• **Data records**
▬▬▬▬▬▬

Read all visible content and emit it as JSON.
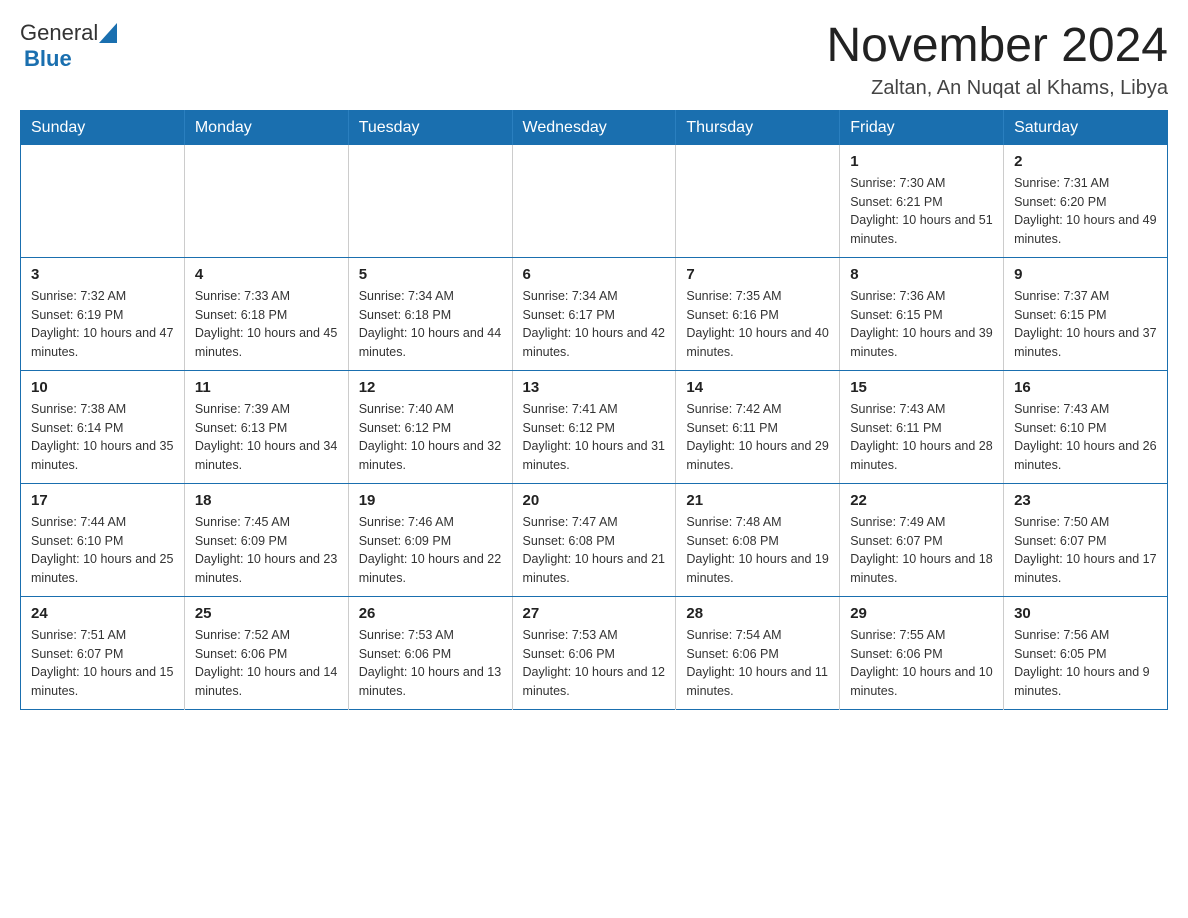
{
  "header": {
    "logo_general": "General",
    "logo_blue": "Blue",
    "month_title": "November 2024",
    "location": "Zaltan, An Nuqat al Khams, Libya"
  },
  "days_of_week": [
    "Sunday",
    "Monday",
    "Tuesday",
    "Wednesday",
    "Thursday",
    "Friday",
    "Saturday"
  ],
  "weeks": [
    [
      {
        "day": "",
        "info": ""
      },
      {
        "day": "",
        "info": ""
      },
      {
        "day": "",
        "info": ""
      },
      {
        "day": "",
        "info": ""
      },
      {
        "day": "",
        "info": ""
      },
      {
        "day": "1",
        "info": "Sunrise: 7:30 AM\nSunset: 6:21 PM\nDaylight: 10 hours and 51 minutes."
      },
      {
        "day": "2",
        "info": "Sunrise: 7:31 AM\nSunset: 6:20 PM\nDaylight: 10 hours and 49 minutes."
      }
    ],
    [
      {
        "day": "3",
        "info": "Sunrise: 7:32 AM\nSunset: 6:19 PM\nDaylight: 10 hours and 47 minutes."
      },
      {
        "day": "4",
        "info": "Sunrise: 7:33 AM\nSunset: 6:18 PM\nDaylight: 10 hours and 45 minutes."
      },
      {
        "day": "5",
        "info": "Sunrise: 7:34 AM\nSunset: 6:18 PM\nDaylight: 10 hours and 44 minutes."
      },
      {
        "day": "6",
        "info": "Sunrise: 7:34 AM\nSunset: 6:17 PM\nDaylight: 10 hours and 42 minutes."
      },
      {
        "day": "7",
        "info": "Sunrise: 7:35 AM\nSunset: 6:16 PM\nDaylight: 10 hours and 40 minutes."
      },
      {
        "day": "8",
        "info": "Sunrise: 7:36 AM\nSunset: 6:15 PM\nDaylight: 10 hours and 39 minutes."
      },
      {
        "day": "9",
        "info": "Sunrise: 7:37 AM\nSunset: 6:15 PM\nDaylight: 10 hours and 37 minutes."
      }
    ],
    [
      {
        "day": "10",
        "info": "Sunrise: 7:38 AM\nSunset: 6:14 PM\nDaylight: 10 hours and 35 minutes."
      },
      {
        "day": "11",
        "info": "Sunrise: 7:39 AM\nSunset: 6:13 PM\nDaylight: 10 hours and 34 minutes."
      },
      {
        "day": "12",
        "info": "Sunrise: 7:40 AM\nSunset: 6:12 PM\nDaylight: 10 hours and 32 minutes."
      },
      {
        "day": "13",
        "info": "Sunrise: 7:41 AM\nSunset: 6:12 PM\nDaylight: 10 hours and 31 minutes."
      },
      {
        "day": "14",
        "info": "Sunrise: 7:42 AM\nSunset: 6:11 PM\nDaylight: 10 hours and 29 minutes."
      },
      {
        "day": "15",
        "info": "Sunrise: 7:43 AM\nSunset: 6:11 PM\nDaylight: 10 hours and 28 minutes."
      },
      {
        "day": "16",
        "info": "Sunrise: 7:43 AM\nSunset: 6:10 PM\nDaylight: 10 hours and 26 minutes."
      }
    ],
    [
      {
        "day": "17",
        "info": "Sunrise: 7:44 AM\nSunset: 6:10 PM\nDaylight: 10 hours and 25 minutes."
      },
      {
        "day": "18",
        "info": "Sunrise: 7:45 AM\nSunset: 6:09 PM\nDaylight: 10 hours and 23 minutes."
      },
      {
        "day": "19",
        "info": "Sunrise: 7:46 AM\nSunset: 6:09 PM\nDaylight: 10 hours and 22 minutes."
      },
      {
        "day": "20",
        "info": "Sunrise: 7:47 AM\nSunset: 6:08 PM\nDaylight: 10 hours and 21 minutes."
      },
      {
        "day": "21",
        "info": "Sunrise: 7:48 AM\nSunset: 6:08 PM\nDaylight: 10 hours and 19 minutes."
      },
      {
        "day": "22",
        "info": "Sunrise: 7:49 AM\nSunset: 6:07 PM\nDaylight: 10 hours and 18 minutes."
      },
      {
        "day": "23",
        "info": "Sunrise: 7:50 AM\nSunset: 6:07 PM\nDaylight: 10 hours and 17 minutes."
      }
    ],
    [
      {
        "day": "24",
        "info": "Sunrise: 7:51 AM\nSunset: 6:07 PM\nDaylight: 10 hours and 15 minutes."
      },
      {
        "day": "25",
        "info": "Sunrise: 7:52 AM\nSunset: 6:06 PM\nDaylight: 10 hours and 14 minutes."
      },
      {
        "day": "26",
        "info": "Sunrise: 7:53 AM\nSunset: 6:06 PM\nDaylight: 10 hours and 13 minutes."
      },
      {
        "day": "27",
        "info": "Sunrise: 7:53 AM\nSunset: 6:06 PM\nDaylight: 10 hours and 12 minutes."
      },
      {
        "day": "28",
        "info": "Sunrise: 7:54 AM\nSunset: 6:06 PM\nDaylight: 10 hours and 11 minutes."
      },
      {
        "day": "29",
        "info": "Sunrise: 7:55 AM\nSunset: 6:06 PM\nDaylight: 10 hours and 10 minutes."
      },
      {
        "day": "30",
        "info": "Sunrise: 7:56 AM\nSunset: 6:05 PM\nDaylight: 10 hours and 9 minutes."
      }
    ]
  ]
}
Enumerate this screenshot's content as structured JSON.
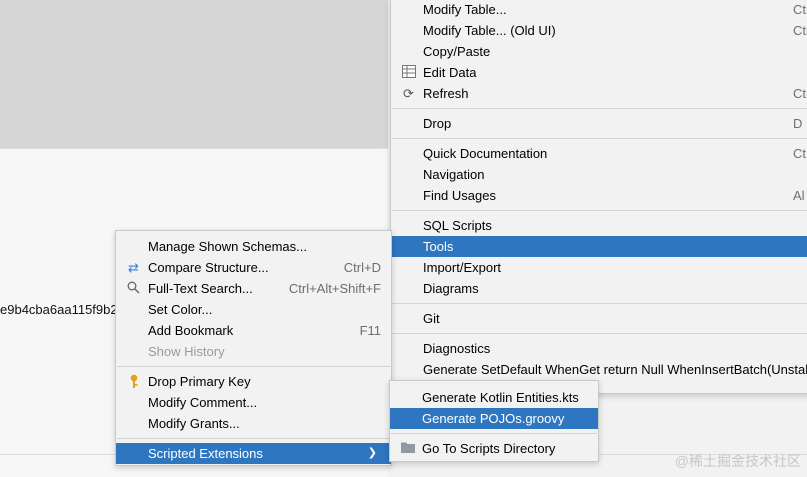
{
  "background": {
    "hash_text": "e9b4cba6aa115f9b2"
  },
  "main_menu": {
    "items": [
      {
        "label": "Modify Table...",
        "shortcut": "Ctr"
      },
      {
        "label": "Modify Table... (Old UI)",
        "shortcut": "Ctr"
      },
      {
        "label": "Copy/Paste",
        "shortcut": ""
      },
      {
        "label": "Edit Data",
        "shortcut": "",
        "icon": "table-icon"
      },
      {
        "label": "Refresh",
        "shortcut": "Ctr",
        "icon": "refresh-icon"
      },
      {
        "label": "Drop",
        "shortcut": "D"
      },
      {
        "label": "Quick Documentation",
        "shortcut": "Ct"
      },
      {
        "label": "Navigation",
        "shortcut": ""
      },
      {
        "label": "Find Usages",
        "shortcut": "Al"
      },
      {
        "label": "SQL Scripts",
        "shortcut": ""
      },
      {
        "label": "Tools",
        "shortcut": ""
      },
      {
        "label": "Import/Export",
        "shortcut": ""
      },
      {
        "label": "Diagrams",
        "shortcut": ""
      },
      {
        "label": "Git",
        "shortcut": ""
      },
      {
        "label": "Diagnostics",
        "shortcut": ""
      },
      {
        "label": "Generate SetDefault WhenGet return Null WhenInsertBatch(Unstab",
        "shortcut": ""
      }
    ]
  },
  "tools_submenu": {
    "items": [
      {
        "label": "Manage Shown Schemas...",
        "shortcut": ""
      },
      {
        "label": "Compare Structure...",
        "shortcut": "Ctrl+D",
        "icon": "compare-icon"
      },
      {
        "label": "Full-Text Search...",
        "shortcut": "Ctrl+Alt+Shift+F",
        "icon": "search-icon"
      },
      {
        "label": "Set Color...",
        "shortcut": ""
      },
      {
        "label": "Add Bookmark",
        "shortcut": "F11"
      },
      {
        "label": "Show History",
        "shortcut": ""
      },
      {
        "label": "Drop Primary Key",
        "shortcut": "",
        "icon": "key-icon"
      },
      {
        "label": "Modify Comment...",
        "shortcut": ""
      },
      {
        "label": "Modify Grants...",
        "shortcut": ""
      },
      {
        "label": "Scripted Extensions",
        "shortcut": "",
        "arrow": "❯"
      }
    ]
  },
  "scripts_submenu": {
    "items": [
      {
        "label": "Generate Kotlin Entities.kts"
      },
      {
        "label": "Generate POJOs.groovy"
      },
      {
        "label": "Go To Scripts Directory",
        "icon": "folder-icon"
      }
    ]
  },
  "watermark": "@稀土掘金技术社区",
  "colors": {
    "selection": "#2f76c0",
    "menu_bg": "#f2f2f2"
  }
}
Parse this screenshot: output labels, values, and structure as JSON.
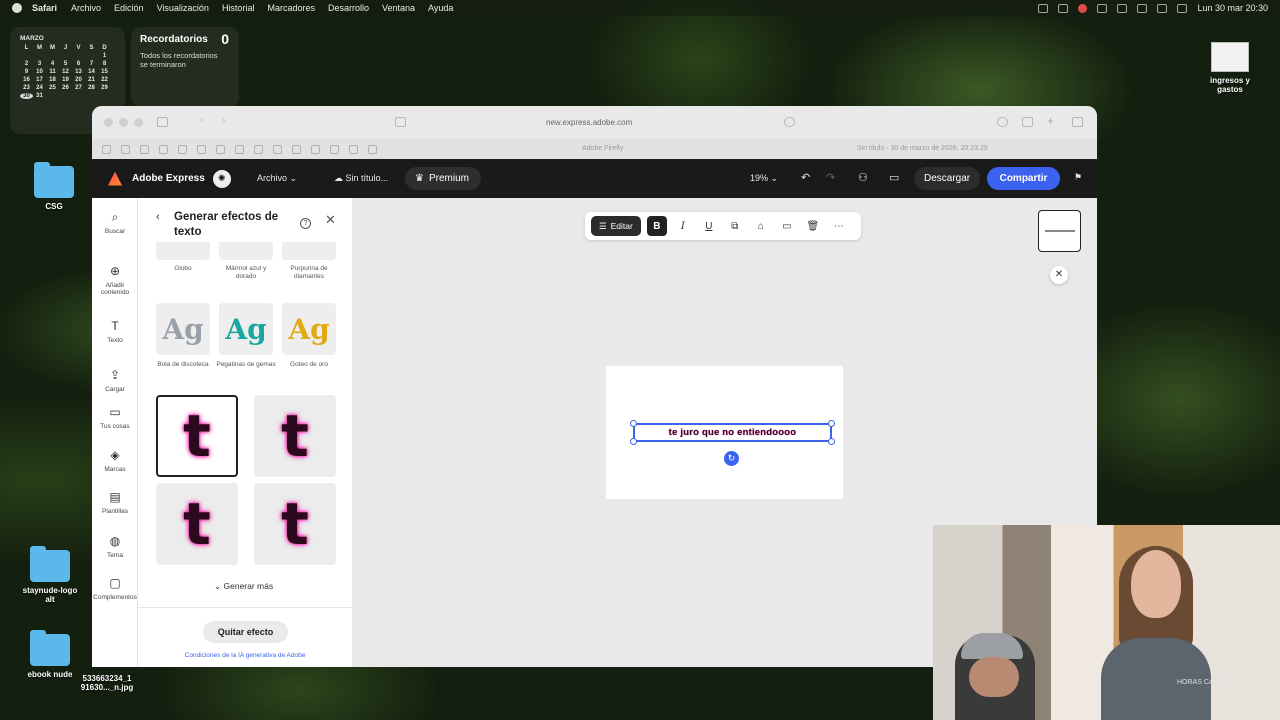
{
  "menubar": {
    "app": "Safari",
    "items": [
      "Archivo",
      "Edición",
      "Visualización",
      "Historial",
      "Marcadores",
      "Desarrollo",
      "Ventana",
      "Ayuda"
    ],
    "clock": "Lun 30 mar  20:30"
  },
  "calendar": {
    "month": "MARZO",
    "weekdays": [
      "L",
      "M",
      "M",
      "J",
      "V",
      "S",
      "D"
    ],
    "days": [
      "",
      "",
      "",
      "",
      "",
      "",
      "1",
      "2",
      "3",
      "4",
      "5",
      "6",
      "7",
      "8",
      "9",
      "10",
      "11",
      "12",
      "13",
      "14",
      "15",
      "16",
      "17",
      "18",
      "19",
      "20",
      "21",
      "22",
      "23",
      "24",
      "25",
      "26",
      "27",
      "28",
      "29",
      "30",
      "31"
    ],
    "today": "30"
  },
  "reminders": {
    "title": "Recordatorios",
    "count": "0",
    "subtitle": "Todos los recordatorios se terminaron"
  },
  "desktop": {
    "csg": "CSG",
    "ingresos": "ingresos y gastos",
    "staynude": "staynude-logo alt",
    "ebook": "ebook nude",
    "jpg": "533663234_1 91630..._n.jpg"
  },
  "browser": {
    "url": "new.express.adobe.com",
    "tab1": "Adobe Firefly",
    "tab2": "Sin título - 30 de marzo de 2026, 20.23.29"
  },
  "express": {
    "brand": "Adobe Express",
    "archivo": "Archivo",
    "doc": "Sin título...",
    "premium": "Premium",
    "zoom": "19%",
    "descargar": "Descargar",
    "compartir": "Compartir"
  },
  "rail": [
    {
      "icon": "search-icon",
      "label": "Buscar"
    },
    {
      "icon": "add-icon",
      "label": "Añadir contenido"
    },
    {
      "icon": "text-icon",
      "label": "Texto"
    },
    {
      "icon": "upload-icon",
      "label": "Cargar"
    },
    {
      "icon": "folder-icon",
      "label": "Tus cosas"
    },
    {
      "icon": "brand-icon",
      "label": "Marcas"
    },
    {
      "icon": "template-icon",
      "label": "Plantillas"
    },
    {
      "icon": "palette-icon",
      "label": "Tema"
    },
    {
      "icon": "addons-icon",
      "label": "Complementos"
    }
  ],
  "panel": {
    "title": "Generar efectos de texto",
    "top_labels": [
      "Globo",
      "Mármol azul y dorado",
      "Purpurina de diamantes"
    ],
    "styles": [
      {
        "glyph": "Ag",
        "label": "Bola de discoteca",
        "color": "#9aa0a8"
      },
      {
        "glyph": "Ag",
        "label": "Pegatinas de gemas",
        "color": "#19a7a0"
      },
      {
        "glyph": "Ag",
        "label": "Goteo de oro",
        "color": "#e0a915"
      }
    ],
    "results_glyph": "t",
    "generate_more": "Generar más",
    "remove": "Quitar efecto",
    "terms": "Condiciones de la IA generativa de Adobe"
  },
  "toolbar": {
    "edit": "Editar",
    "bold": "B",
    "italic": "I",
    "underline": "U"
  },
  "canvas": {
    "text": "te juro que no entiendoooo"
  },
  "webcam": {
    "caption": "HORAS CARO"
  }
}
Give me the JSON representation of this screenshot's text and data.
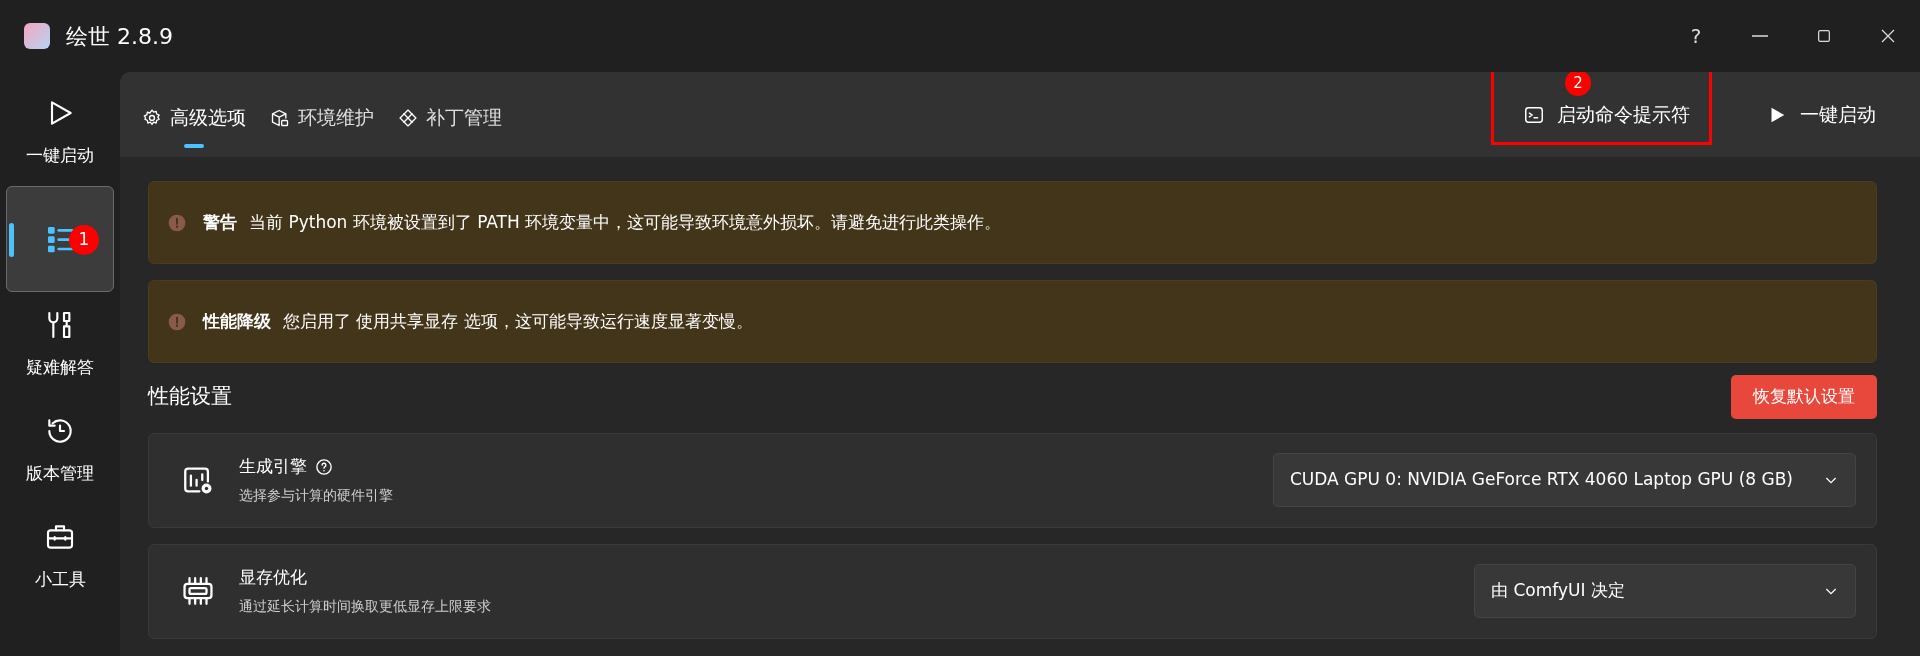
{
  "window": {
    "title": "绘世 2.8.9",
    "help_label": "?"
  },
  "sidebar": {
    "items": [
      {
        "kind": "play",
        "label": "一键启动",
        "selected": false
      },
      {
        "kind": "list",
        "selected": true,
        "badge": "1"
      },
      {
        "kind": "tools",
        "label": "疑难解答",
        "selected": false
      },
      {
        "kind": "history",
        "label": "版本管理",
        "selected": false
      },
      {
        "kind": "toolbox",
        "label": "小工具",
        "selected": false
      }
    ]
  },
  "tabs": [
    {
      "kind": "gear",
      "label": "高级选项",
      "selected": true
    },
    {
      "kind": "cube",
      "label": "环境维护",
      "selected": false
    },
    {
      "kind": "patch",
      "label": "补丁管理",
      "selected": false
    }
  ],
  "toolbar_buttons": [
    {
      "kind": "terminal",
      "label": "启动命令提示符",
      "annotation": "2"
    },
    {
      "kind": "play",
      "label": "一键启动"
    }
  ],
  "alerts": [
    {
      "title": "警告",
      "text": "当前 Python 环境被设置到了 PATH 环境变量中，这可能导致环境意外损坏。请避免进行此类操作。"
    },
    {
      "title": "性能降级",
      "text": "您启用了 使用共享显存 选项，这可能导致运行速度显著变慢。"
    }
  ],
  "section": {
    "title": "性能设置",
    "reset_button": "恢复默认设置"
  },
  "settings": [
    {
      "kind": "engine",
      "title": "生成引擎",
      "help": true,
      "description": "选择参与计算的硬件引擎",
      "value": "CUDA GPU 0: NVIDIA GeForce RTX 4060 Laptop GPU (8 GB)"
    },
    {
      "kind": "memory",
      "title": "显存优化",
      "help": false,
      "description": "通过延长计算时间换取更低显存上限要求",
      "value": "由 ComfyUI 决定"
    }
  ]
}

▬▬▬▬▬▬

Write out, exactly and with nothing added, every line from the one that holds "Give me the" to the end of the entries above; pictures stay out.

Give me the JSON representation of this screenshot's text and data.
{
  "window": {
    "title": "绘世 2.8.9",
    "help_label": "?"
  },
  "sidebar": {
    "items": [
      {
        "kind": "play",
        "label": "一键启动",
        "selected": false
      },
      {
        "kind": "list",
        "selected": true,
        "badge": "1"
      },
      {
        "kind": "tools",
        "label": "疑难解答",
        "selected": false
      },
      {
        "kind": "history",
        "label": "版本管理",
        "selected": false
      },
      {
        "kind": "toolbox",
        "label": "小工具",
        "selected": false
      }
    ]
  },
  "tabs": [
    {
      "kind": "gear",
      "label": "高级选项",
      "selected": true
    },
    {
      "kind": "cube",
      "label": "环境维护",
      "selected": false
    },
    {
      "kind": "patch",
      "label": "补丁管理",
      "selected": false
    }
  ],
  "toolbar_buttons": [
    {
      "kind": "terminal",
      "label": "启动命令提示符",
      "annotation": "2"
    },
    {
      "kind": "play",
      "label": "一键启动"
    }
  ],
  "alerts": [
    {
      "title": "警告",
      "text": "当前 Python 环境被设置到了 PATH 环境变量中，这可能导致环境意外损坏。请避免进行此类操作。"
    },
    {
      "title": "性能降级",
      "text": "您启用了 使用共享显存 选项，这可能导致运行速度显著变慢。"
    }
  ],
  "section": {
    "title": "性能设置",
    "reset_button": "恢复默认设置"
  },
  "settings": [
    {
      "kind": "engine",
      "title": "生成引擎",
      "help": true,
      "description": "选择参与计算的硬件引擎",
      "value": "CUDA GPU 0: NVIDIA GeForce RTX 4060 Laptop GPU (8 GB)"
    },
    {
      "kind": "memory",
      "title": "显存优化",
      "help": false,
      "description": "通过延长计算时间换取更低显存上限要求",
      "value": "由 ComfyUI 决定"
    }
  ]
}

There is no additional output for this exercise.